Information supplied |

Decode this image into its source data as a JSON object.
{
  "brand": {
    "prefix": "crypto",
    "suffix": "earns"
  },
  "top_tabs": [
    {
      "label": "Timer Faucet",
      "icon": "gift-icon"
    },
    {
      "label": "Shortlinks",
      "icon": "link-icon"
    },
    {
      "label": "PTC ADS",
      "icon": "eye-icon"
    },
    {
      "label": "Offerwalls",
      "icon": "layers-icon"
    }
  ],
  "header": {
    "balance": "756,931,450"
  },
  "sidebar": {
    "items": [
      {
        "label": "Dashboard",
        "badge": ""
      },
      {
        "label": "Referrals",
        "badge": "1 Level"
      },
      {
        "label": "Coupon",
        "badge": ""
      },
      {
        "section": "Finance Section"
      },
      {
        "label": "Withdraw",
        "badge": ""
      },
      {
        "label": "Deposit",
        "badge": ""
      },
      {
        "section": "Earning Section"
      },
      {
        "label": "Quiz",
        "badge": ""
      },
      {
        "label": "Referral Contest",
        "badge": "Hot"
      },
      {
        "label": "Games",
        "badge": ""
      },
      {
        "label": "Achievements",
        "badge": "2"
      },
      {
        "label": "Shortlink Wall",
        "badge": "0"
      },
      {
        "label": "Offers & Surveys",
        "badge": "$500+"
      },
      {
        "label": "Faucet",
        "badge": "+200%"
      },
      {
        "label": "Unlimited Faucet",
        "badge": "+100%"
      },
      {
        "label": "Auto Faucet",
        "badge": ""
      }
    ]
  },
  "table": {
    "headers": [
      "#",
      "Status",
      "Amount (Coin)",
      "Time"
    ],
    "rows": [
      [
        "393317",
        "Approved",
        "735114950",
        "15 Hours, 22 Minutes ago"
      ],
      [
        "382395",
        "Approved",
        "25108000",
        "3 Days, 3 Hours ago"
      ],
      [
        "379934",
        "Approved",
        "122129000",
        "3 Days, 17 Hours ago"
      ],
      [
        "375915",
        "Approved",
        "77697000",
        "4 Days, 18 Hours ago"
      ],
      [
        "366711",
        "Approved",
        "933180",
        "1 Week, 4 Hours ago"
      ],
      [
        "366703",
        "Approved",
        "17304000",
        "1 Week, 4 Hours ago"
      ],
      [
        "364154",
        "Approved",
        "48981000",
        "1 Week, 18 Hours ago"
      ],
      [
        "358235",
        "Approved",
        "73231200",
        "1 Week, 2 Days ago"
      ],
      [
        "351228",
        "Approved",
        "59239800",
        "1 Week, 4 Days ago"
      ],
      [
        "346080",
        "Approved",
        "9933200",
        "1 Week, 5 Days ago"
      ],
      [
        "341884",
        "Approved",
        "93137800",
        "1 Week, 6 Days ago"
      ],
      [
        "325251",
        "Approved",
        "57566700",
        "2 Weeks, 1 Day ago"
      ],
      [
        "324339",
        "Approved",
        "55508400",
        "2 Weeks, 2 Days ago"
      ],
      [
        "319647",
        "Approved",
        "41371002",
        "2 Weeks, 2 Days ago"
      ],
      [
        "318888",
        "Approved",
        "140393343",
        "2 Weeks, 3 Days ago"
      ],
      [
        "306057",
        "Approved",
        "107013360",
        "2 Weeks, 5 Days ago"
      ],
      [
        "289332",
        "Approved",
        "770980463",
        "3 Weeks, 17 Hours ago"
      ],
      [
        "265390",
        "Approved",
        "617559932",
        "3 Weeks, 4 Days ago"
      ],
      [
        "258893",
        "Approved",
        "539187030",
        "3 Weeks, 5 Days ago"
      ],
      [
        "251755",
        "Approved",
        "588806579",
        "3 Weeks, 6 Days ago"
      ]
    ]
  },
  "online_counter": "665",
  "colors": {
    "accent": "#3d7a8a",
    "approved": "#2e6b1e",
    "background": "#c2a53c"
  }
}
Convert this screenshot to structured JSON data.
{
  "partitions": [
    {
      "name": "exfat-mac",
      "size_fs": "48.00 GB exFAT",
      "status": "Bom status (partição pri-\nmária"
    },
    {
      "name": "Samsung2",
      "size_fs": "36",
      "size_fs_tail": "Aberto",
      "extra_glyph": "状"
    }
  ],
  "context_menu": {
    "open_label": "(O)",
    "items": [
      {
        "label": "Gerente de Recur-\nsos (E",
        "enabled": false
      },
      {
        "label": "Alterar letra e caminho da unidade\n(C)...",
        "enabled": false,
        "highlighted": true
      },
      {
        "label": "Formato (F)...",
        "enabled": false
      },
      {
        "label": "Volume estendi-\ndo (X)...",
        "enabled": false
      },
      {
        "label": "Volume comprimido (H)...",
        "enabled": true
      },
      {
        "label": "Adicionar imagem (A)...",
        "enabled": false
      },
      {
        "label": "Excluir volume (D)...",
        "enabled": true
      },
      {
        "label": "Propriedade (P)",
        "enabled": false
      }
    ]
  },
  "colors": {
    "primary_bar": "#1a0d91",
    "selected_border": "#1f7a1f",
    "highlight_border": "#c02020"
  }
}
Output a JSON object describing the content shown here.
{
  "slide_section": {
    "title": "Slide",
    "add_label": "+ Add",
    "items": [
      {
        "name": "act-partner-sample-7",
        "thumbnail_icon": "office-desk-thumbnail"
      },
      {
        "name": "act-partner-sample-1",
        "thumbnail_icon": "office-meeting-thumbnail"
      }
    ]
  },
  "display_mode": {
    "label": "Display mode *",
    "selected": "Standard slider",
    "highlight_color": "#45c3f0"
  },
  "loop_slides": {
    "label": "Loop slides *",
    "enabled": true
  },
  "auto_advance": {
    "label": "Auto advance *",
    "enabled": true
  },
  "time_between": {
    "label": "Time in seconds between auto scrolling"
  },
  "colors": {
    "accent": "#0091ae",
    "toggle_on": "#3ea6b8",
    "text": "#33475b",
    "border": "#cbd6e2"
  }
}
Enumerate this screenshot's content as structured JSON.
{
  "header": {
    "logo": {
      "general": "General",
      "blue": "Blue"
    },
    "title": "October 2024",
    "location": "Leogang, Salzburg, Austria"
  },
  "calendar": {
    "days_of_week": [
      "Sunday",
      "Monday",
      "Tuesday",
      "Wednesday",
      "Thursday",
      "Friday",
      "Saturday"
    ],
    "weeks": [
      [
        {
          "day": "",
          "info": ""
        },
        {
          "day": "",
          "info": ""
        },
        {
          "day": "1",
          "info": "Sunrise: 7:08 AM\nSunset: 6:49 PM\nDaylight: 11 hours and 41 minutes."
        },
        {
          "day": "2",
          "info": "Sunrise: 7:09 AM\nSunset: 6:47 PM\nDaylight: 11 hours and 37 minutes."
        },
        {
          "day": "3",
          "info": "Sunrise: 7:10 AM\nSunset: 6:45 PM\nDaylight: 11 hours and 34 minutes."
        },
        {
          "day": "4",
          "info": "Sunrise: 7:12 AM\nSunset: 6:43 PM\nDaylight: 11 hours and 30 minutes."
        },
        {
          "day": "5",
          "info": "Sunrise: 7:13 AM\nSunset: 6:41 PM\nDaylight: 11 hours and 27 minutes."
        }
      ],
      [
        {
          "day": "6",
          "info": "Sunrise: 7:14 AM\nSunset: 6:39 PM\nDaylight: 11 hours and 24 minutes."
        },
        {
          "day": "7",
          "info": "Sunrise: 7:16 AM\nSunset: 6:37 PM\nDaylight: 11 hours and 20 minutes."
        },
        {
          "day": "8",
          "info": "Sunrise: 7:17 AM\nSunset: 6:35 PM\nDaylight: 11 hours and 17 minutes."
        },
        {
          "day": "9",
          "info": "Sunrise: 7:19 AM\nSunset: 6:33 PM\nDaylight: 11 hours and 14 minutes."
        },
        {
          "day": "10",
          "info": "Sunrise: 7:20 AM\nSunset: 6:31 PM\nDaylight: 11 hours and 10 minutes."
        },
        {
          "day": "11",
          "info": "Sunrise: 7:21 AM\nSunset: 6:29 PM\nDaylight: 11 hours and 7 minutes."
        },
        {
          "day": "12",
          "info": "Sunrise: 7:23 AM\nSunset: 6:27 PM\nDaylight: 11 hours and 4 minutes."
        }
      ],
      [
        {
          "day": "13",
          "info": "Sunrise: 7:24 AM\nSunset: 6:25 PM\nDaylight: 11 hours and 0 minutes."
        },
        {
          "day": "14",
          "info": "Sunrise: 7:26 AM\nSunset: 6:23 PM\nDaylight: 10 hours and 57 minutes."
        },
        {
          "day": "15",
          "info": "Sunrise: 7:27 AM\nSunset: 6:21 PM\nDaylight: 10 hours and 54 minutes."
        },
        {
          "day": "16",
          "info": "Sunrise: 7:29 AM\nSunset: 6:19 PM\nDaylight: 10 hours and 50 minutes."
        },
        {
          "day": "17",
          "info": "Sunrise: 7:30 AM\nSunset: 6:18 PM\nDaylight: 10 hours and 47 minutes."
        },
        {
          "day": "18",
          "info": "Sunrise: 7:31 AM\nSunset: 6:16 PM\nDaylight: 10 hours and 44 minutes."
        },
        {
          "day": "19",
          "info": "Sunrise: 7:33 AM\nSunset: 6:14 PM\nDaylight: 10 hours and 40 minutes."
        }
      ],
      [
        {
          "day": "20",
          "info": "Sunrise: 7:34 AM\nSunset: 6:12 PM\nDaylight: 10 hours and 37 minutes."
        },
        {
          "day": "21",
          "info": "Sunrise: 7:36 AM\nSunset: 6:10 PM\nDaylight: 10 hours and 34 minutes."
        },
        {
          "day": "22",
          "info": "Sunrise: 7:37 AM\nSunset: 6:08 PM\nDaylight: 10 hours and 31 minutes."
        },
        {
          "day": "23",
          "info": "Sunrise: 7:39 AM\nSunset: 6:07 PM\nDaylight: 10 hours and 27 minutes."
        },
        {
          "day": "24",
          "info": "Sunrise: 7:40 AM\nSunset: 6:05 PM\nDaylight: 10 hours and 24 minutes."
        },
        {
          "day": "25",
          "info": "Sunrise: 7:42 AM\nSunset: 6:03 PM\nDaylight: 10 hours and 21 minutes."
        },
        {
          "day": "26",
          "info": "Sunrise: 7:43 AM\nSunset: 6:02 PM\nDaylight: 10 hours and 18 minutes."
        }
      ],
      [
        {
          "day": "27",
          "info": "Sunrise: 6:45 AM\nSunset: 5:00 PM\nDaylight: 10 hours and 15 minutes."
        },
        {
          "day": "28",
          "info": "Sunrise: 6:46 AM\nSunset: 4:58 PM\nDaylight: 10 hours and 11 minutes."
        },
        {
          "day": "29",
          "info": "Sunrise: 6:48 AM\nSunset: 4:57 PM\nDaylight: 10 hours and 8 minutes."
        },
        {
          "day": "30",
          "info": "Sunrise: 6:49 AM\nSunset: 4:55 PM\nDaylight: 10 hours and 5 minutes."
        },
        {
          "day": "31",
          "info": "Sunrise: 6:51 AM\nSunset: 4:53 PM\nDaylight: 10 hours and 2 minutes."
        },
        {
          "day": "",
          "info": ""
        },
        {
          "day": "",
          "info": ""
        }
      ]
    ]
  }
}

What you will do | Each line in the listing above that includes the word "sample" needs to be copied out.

Written solution |
        "name": "act-partner-sample-7",
        "name": "act-partner-sample-1",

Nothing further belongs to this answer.